COVID-19 compliance concerns – Part 2 on PPE

Aug. 26, 2020 / By Barbara Aubry, RN

I know y’all don’t want to hear from me twice in one month, but I saw a report recently that I had to share following the  concerns I discussed in my recent blog about updating policies and procedures for purchasing legitimate personal protective equipment (PPE)—especially N95 respirators and other protective masks.

The report is summarized in an August 11 article from MedPage Today titled “Running Low on New N95s? Reach for These Alternatives—some worked almost as well in a lab study.”

“Expired as well as fresh N95 respirators cleaned with hydrogen peroxide solution retained over 95% of fitted filtration efficiency, a small laboratory study found. N95 respirators in the wrong size had around 90%-95% fitted filtration efficiency, while two imported respirators authorized by the CDC, but not approved by the National Institute for Occupational Safety and Health (NIOSH), were much less effective, reported Emily Sickbert-Bennett, PhD, of UNC Healthcare in Chapel Hill, and colleagues writing in JAMA Internal Medicine.” 

Drs. Caitlin Dugdale, MD, and Rochelle Walensky, MD, of The Massachusetts General Hospital noted the study findings to be “reassuring evidence” of the performance of non-standard approaches to “preserving the N95 mask supply.” This is important information since the N95s are scarce and more costly than other masks that were tested.

The good news (and I am a proud 3Mer):

“Among the “commonly used” products tested, the MAXAIR Controlled Air Purifying Respirator, the Halyard Health N95, and the 3M 1870+ Aura all blocked more than 99% of particles.
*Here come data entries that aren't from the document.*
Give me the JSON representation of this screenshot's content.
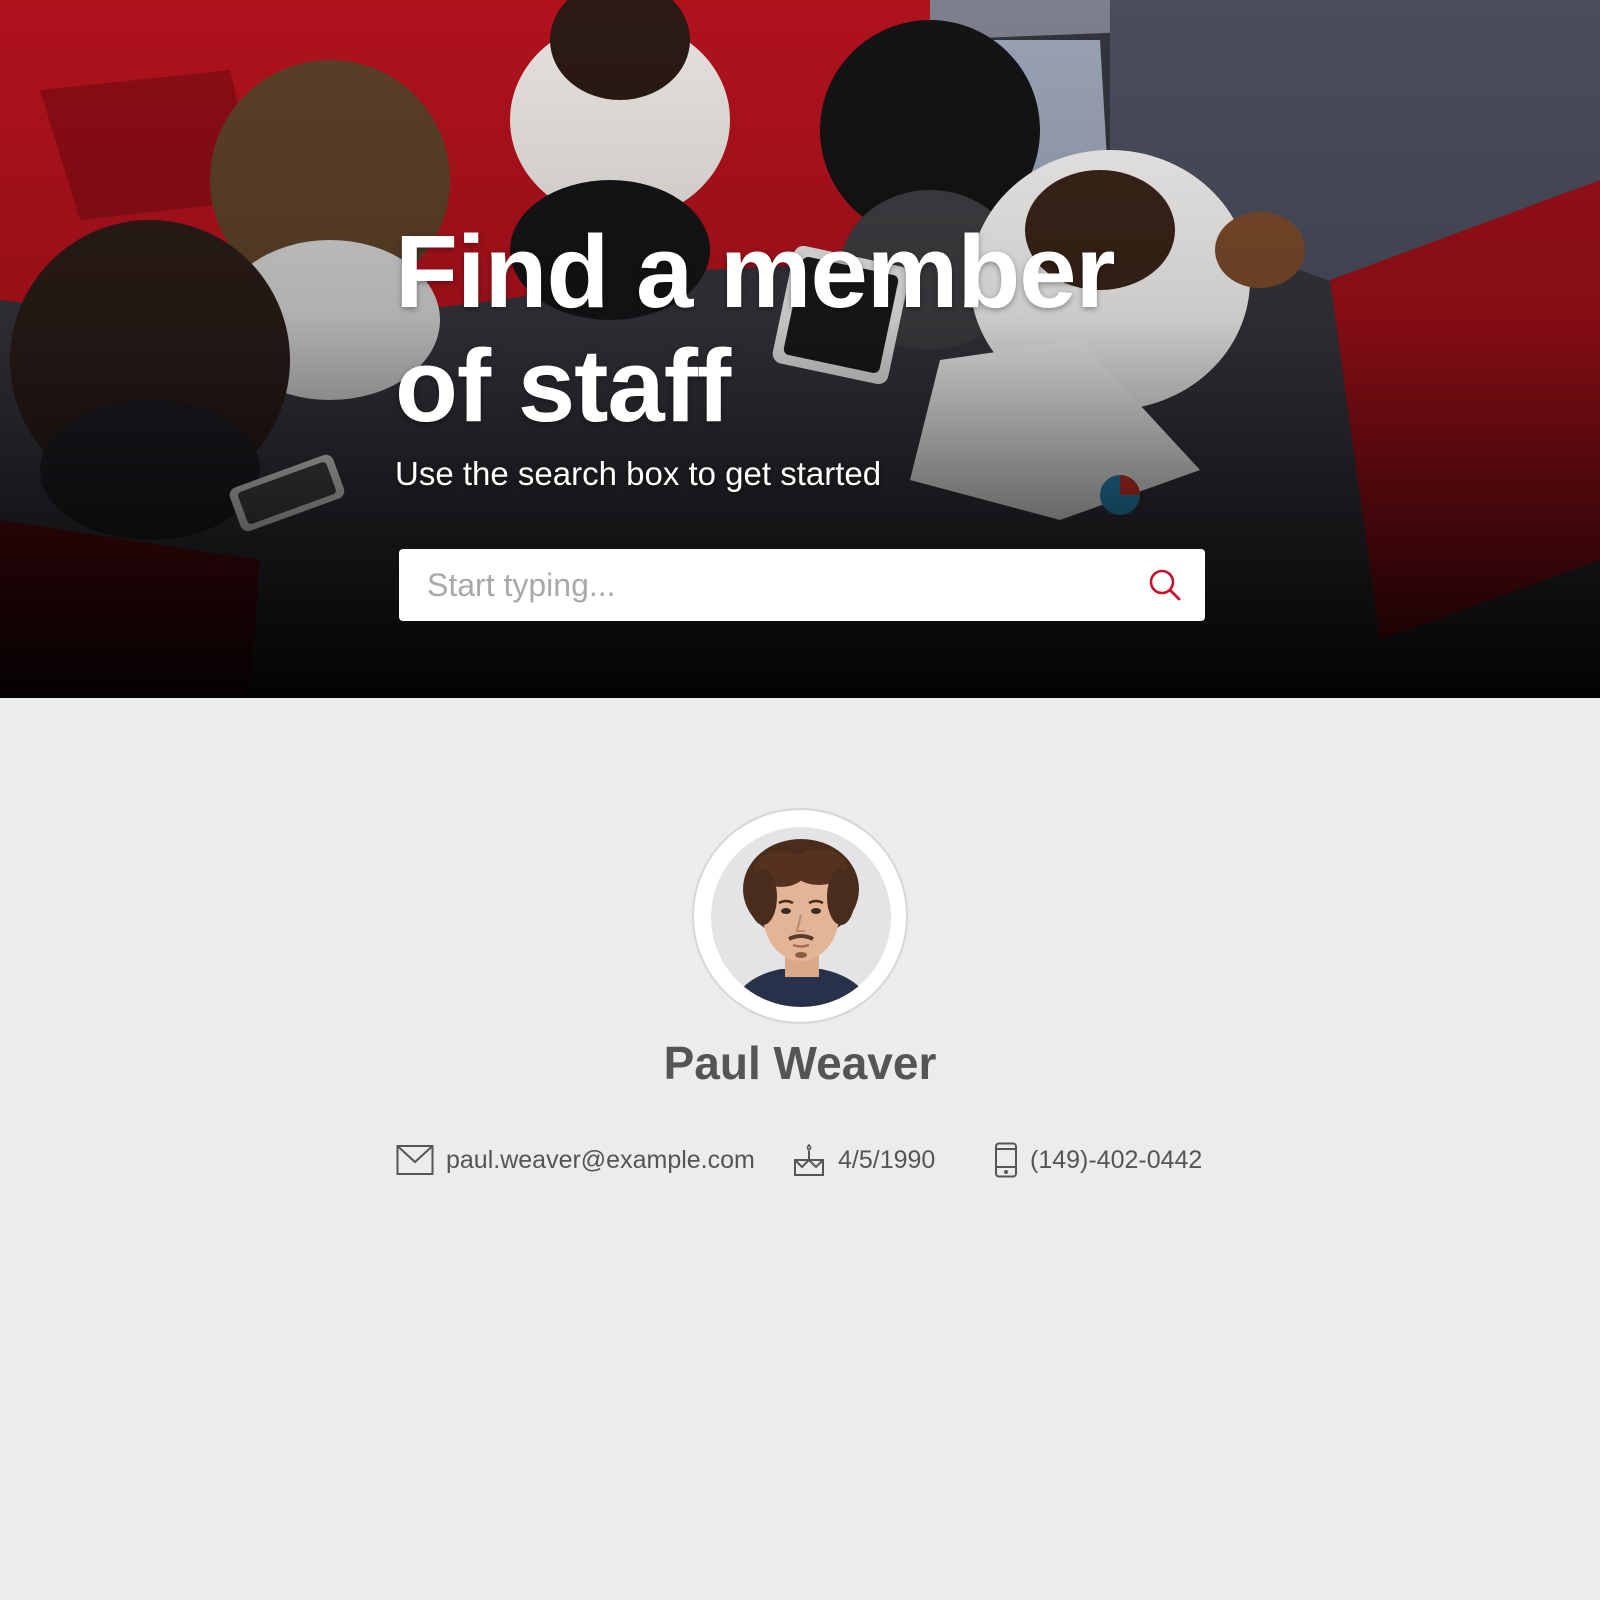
{
  "hero": {
    "title_line1": "Find a member",
    "title_line2": "of staff",
    "subtitle": "Use the search box to get started",
    "search": {
      "placeholder": "Start typing...",
      "value": ""
    }
  },
  "profile": {
    "name": "Paul Weaver",
    "email": "paul.weaver@example.com",
    "birthday": "4/5/1990",
    "phone": "(149)-402-0442"
  },
  "icons": {
    "search": "search-icon",
    "email": "envelope-icon",
    "birthday": "birthday-cake-icon",
    "phone": "mobile-phone-icon"
  },
  "colors": {
    "accent": "#c8102e",
    "page_background": "#ececec",
    "text": "#555555"
  }
}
Two other 3M products (8210 and 1860) showed efficiencies of between 97% and 99%. As well, 3M 1860 and 8210 respirators that expired in 2009 and 2011, along with newer 3M products sanitized with ethylene oxide or vaporized hydrogen peroxide, both retained fitted filtration efficiency rates over 95%. These rates were comparable to those found with new 3M N95 respirators.

Among less commonly used products, the researchers found seven that exceeded 95% efficiency: two Dasheng models, two from 3M, and three from lesser known manufacturers. All are NIOSH approved.

But none of the new-in-the-box respirators not approved by NIOSH—including the Dasheng DTC-3X-1 and DTC-3X-2 that the CDC authorized—achieved 95% fitted filtration efficiency. The DTC-3X1 with ear loops was about 80%, and the DTC-3X2 with ear loops was about 77%. For two KN95 masks tested, one had efficiency of 85% and the other 53%.”

The study also revealed that the old fashion tie on masks fared much better than the more popular ear-loop masks at 72 and 38 percent effectiveness, respectively.

Hopefully, this study will assist administrators, supply chain managers and hospital epidemiologists in making evidence-based decisions regarding the purchase of masks to protect clinicians and other health care workers. Just be certain to purchase from trusted suppliers.

Barbara Aubry is a senior regulatory analyst with 3M Health Information Systems.

Visit the 3M HIS COVID-19 resource page.